Drury Becomes 2nd Democrat, Fourth State’s Attorney Candidate
Highland Park native and former federal prosecutor seeks Lake County job.
Highwood resident and Chicago lawyer Scott Drury, 37, will announce his candidacy for the Democratic nomination for Lake County state’s attorney on Monday, Aug. 8, in a continually growing field to replace incumbent Michael Waller.
Drury’s official announcement will come at a kickoff event at 6:30 p.m. Monday at Cellar Gate in Highwood followed by visits to several sites in Waukegan Tuesday.
Drury, a Highland Park native, will face Libertyville resident and Lake Forest attorney Chris Kennedy in the March 20 Democratic primary. On the Republican side, Lake Barrington resident and Waukegan attorney Bryan Winter as announced his candidacy as well as Waukegan lawyer and Gurnee resident Mike Nerheim.
While Kennedy, Winter and Nerheim have spent most of their careers practicing law in Lake County, Drury has logged most of the last eight years as an assistant U.S. attorney based in Chicago. Lake County is part of the office’s jurisdiction.
“As a federal prosecutor, it makes me the only candidate not part of the political establishment in Lake County. It will let me make changes without imperiling friendships,” Drury said. “It will let me implement the change that is necessary.”
Kennedy expressed surprise with Drury’s statement about the Lake County political establishment.
“I can’t imagine he was referring to me,” Kennedy said.
Waller, a Republican, has been in office 22 years. Kennedy said he is a lifelong Democrat, and has lived in Libertyville since 1992.
Nerheim, one of the Republican candidates, touts his background as an assistant Lake County’s state’s attorney as well as his work on behalf of criminal defendants in the Waukegan courthouse.
“Like him (Drury), I’m a political outsider,” said Nerheim, who has not run for office before.
“Experience in the Lake County Courthouse is important," he continued. "The job of an assistant Lake County state’s attorney is very different from an assistant United States attorney.”
Winter is on vacation and was unable to respond to Patch.
Drury Touts Supervisory Experience
All four candidates have solid background as lawyers with three working as prosecutors — Drury, Kennedy and Nerheim. Drury believes his supervisory efforts as lead prosecutor in a number of cases helps qualify him for the job.

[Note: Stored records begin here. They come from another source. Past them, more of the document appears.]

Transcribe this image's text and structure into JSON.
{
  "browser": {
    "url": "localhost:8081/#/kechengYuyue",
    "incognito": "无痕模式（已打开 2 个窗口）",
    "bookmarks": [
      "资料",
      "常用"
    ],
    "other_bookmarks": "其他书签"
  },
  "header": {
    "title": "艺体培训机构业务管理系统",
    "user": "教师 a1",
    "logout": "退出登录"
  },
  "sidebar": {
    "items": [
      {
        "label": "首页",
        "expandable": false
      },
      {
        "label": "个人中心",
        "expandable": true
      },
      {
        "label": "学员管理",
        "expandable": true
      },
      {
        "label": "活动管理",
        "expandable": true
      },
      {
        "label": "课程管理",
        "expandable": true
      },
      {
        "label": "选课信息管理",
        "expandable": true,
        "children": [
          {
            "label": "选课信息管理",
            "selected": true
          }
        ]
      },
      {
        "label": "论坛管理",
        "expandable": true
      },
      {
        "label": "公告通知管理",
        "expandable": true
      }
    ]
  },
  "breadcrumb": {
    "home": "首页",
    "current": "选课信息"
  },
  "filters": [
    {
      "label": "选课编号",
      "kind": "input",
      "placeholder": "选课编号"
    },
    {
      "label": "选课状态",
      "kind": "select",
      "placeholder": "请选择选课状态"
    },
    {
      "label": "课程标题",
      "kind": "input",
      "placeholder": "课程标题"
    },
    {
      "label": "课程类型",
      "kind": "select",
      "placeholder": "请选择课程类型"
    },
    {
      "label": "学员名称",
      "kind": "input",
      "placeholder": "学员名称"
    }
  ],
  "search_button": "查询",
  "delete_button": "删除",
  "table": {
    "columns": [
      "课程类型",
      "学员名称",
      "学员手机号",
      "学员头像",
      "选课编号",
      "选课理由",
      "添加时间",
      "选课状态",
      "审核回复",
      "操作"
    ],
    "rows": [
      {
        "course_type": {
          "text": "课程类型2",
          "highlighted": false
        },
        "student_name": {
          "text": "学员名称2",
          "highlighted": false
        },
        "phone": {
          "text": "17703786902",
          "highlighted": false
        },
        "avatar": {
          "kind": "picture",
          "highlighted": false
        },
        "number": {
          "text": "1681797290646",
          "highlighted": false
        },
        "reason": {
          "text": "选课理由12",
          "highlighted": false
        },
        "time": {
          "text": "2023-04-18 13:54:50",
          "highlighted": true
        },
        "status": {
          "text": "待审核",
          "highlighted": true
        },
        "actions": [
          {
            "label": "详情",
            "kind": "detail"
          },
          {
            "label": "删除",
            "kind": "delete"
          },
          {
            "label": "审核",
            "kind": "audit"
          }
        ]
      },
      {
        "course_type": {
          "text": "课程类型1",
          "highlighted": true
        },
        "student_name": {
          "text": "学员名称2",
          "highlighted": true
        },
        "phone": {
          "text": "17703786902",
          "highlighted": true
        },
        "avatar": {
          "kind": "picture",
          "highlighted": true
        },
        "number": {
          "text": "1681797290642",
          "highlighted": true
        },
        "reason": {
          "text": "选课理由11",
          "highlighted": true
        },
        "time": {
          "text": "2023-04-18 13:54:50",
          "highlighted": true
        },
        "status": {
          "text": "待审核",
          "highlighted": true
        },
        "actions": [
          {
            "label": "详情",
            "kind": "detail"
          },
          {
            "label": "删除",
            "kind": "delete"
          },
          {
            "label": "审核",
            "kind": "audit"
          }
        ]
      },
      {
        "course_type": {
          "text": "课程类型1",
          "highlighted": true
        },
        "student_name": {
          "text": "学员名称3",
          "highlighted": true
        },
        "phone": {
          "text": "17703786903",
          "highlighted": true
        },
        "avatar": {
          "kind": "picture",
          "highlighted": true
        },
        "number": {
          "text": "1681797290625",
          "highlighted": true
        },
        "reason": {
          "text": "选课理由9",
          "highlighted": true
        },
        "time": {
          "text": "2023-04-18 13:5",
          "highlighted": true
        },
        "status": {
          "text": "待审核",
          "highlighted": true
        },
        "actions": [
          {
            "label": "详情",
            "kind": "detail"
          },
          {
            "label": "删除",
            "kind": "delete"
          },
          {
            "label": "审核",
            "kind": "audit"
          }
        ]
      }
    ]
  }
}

“As a first chair on trials, I oversaw the work of investigators, agents and other assistant U.S. attorneys,” Drury said. “The state’s attorney is a policymaker.”

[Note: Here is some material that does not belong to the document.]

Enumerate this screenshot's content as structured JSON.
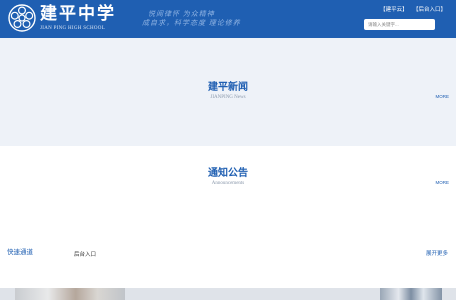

Kennedy has made the centerpiece of his campaign the creation of a conviction integrity unit to make better use of DNA evidence in the aftermath of the Jerry Hobbs case. Winter agrees it is a good idea; Nerheim would appoint a blue-ribbon panel to guard against similar injustices.
Hobbs was arrested in 2005 for the stabbing death of his 8-year-old daughter and another girl in Zion, jailed without bond and held until 2010 when he was cleared because the DNA of another suspect was found at the crime scene.
Favors Criminal Investigations
Drury would rather use the Lake County grand jury to conduct criminal investigations, the preferred method in federal prosecutions.
“When you run your investigations as a grand jury it involves more privacy. Bad information won’t get out, you won’t follow it and you won’t be stuck with it,” Drury said. “If there are questions you won’t have an innocent man in jail. That is your job.”
Drury attended the University of California at Berkeley where he was a cum laude graduate in 1995. He also graduated with honors from the Northwestern University Law School in 1998.
He worked for the Chicago law firm Holleb & Coff, joined Sachnoff & Weaver a year later and went to the U.S. Attorney’s Office in 2003. In June, he returned to Sachnoff & Weaver’s successor, Reed Smith.